-- Prompt --
Give back the full data, unchanged and complete.
* * *
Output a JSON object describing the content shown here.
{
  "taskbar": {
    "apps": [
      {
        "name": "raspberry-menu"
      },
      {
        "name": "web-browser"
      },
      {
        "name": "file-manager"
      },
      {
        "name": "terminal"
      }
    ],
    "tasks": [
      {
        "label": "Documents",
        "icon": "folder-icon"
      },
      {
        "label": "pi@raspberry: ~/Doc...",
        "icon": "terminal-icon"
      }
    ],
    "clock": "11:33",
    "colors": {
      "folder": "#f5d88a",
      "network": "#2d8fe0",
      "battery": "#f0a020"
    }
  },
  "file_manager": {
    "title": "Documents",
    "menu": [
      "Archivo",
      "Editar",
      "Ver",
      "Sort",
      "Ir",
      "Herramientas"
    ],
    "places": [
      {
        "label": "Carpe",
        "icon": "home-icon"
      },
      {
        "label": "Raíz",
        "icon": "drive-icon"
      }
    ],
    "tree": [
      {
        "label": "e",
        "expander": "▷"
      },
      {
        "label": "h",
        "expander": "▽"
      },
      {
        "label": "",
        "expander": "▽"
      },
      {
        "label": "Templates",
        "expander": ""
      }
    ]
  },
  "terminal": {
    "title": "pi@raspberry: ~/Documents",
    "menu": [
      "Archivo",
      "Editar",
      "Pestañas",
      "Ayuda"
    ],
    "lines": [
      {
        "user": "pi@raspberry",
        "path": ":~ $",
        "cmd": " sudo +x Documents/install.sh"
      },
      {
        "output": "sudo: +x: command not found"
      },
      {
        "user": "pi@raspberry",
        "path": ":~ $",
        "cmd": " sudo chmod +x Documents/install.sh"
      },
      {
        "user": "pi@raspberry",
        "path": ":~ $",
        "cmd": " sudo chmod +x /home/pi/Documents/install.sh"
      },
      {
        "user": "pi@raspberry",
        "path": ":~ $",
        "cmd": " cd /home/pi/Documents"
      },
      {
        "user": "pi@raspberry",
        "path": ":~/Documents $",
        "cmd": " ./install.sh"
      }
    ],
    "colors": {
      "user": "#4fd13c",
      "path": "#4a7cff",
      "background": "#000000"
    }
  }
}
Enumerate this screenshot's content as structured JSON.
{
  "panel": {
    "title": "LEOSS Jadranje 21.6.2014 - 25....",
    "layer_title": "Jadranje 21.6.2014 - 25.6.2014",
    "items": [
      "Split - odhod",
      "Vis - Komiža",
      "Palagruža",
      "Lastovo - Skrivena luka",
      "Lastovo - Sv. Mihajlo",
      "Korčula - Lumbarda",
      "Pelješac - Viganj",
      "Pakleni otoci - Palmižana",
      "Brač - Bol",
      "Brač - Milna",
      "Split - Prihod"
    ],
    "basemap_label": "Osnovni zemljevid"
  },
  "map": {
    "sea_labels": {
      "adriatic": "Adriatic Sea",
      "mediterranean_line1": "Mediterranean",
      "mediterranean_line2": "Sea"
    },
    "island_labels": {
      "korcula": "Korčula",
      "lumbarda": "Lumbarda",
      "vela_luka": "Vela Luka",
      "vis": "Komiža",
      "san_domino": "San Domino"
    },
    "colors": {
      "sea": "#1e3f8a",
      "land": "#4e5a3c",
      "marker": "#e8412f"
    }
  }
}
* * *
-- Written answer --
Output a JSON object describing the content shown here.
{
  "taskbar": {
    "apps": [
      {
        "name": "raspberry-menu"
      },
      {
        "name": "web-browser"
      },
      {
        "name": "file-manager"
      },
      {
        "name": "terminal"
      }
    ],
    "tasks": [
      {
        "label": "Documents",
        "icon": "folder-icon"
      },
      {
        "label": "pi@raspberry: ~/Doc...",
        "icon": "terminal-icon"
      }
    ],
    "clock": "11:33",
    "colors": {
      "folder": "#f5d88a",
      "network": "#2d8fe0",
      "battery": "#f0a020"
    }
  },
  "file_manager": {
    "title": "Documents",
    "menu": [
      "Archivo",
      "Editar",
      "Ver",
      "Sort",
      "Ir",
      "Herramientas"
    ],
    "places": [
      {
        "label": "Carpe",
        "icon": "home-icon"
      },
      {
        "label": "Raíz",
        "icon": "drive-icon"
      }
    ],
    "tree": [
      {
        "label": "e",
        "expander": "▷"
      },
      {
        "label": "h",
        "expander": "▽"
      },
      {
        "label": "",
        "expander": "▽"
      },
      {
        "label": "Templates",
        "expander": ""
      }
    ]
  },
  "terminal": {
    "title": "pi@raspberry: ~/Documents",
    "menu": [
      "Archivo",
      "Editar",
      "Pestañas",
      "Ayuda"
    ],
    "lines": [
      {
        "user": "pi@raspberry",
        "path": ":~ $",
        "cmd": " sudo +x Documents/install.sh"
      },
      {
        "output": "sudo: +x: command not found"
      },
      {
        "user": "pi@raspberry",
        "path": ":~ $",
        "cmd": " sudo chmod +x Documents/install.sh"
      },
      {
        "user": "pi@raspberry",
        "path": ":~ $",
        "cmd": " sudo chmod +x /home/pi/Documents/install.sh"
      },
      {
        "user": "pi@raspberry",
        "path": ":~ $",
        "cmd": " cd /home/pi/Documents"
      },
      {
        "user": "pi@raspberry",
        "path": ":~/Documents $",
        "cmd": " ./install.sh"
      }
    ],
    "colors": {
      "user": "#4fd13c",
      "path": "#4a7cff",
      "background": "#000000"
    }
  }
}
Enumerate this screenshot's content as structured JSON.
{
  "panel": {
    "title": "LEOSS Jadranje 21.6.2014 - 25....",
    "layer_title": "Jadranje 21.6.2014 - 25.6.2014",
    "items": [
      "Split - odhod",
      "Vis - Komiža",
      "Palagruža",
      "Lastovo - Skrivena luka",
      "Lastovo - Sv. Mihajlo",
      "Korčula - Lumbarda",
      "Pelješac - Viganj",
      "Pakleni otoci - Palmižana",
      "Brač - Bol",
      "Brač - Milna",
      "Split - Prihod"
    ],
    "basemap_label": "Osnovni zemljevid"
  },
  "map": {
    "sea_labels": {
      "adriatic": "Adriatic Sea",
      "mediterranean_line1": "Mediterranean",
      "mediterranean_line2": "Sea"
    },
    "island_labels": {
      "korcula": "Korčula",
      "lumbarda": "Lumbarda",
      "vela_luka": "Vela Luka",
      "vis": "Komiža",
      "san_domino": "San Domino"
    },
    "colors": {
      "sea": "#1e3f8a",
      "land": "#4e5a3c",
      "marker": "#e8412f"
    }
  }
}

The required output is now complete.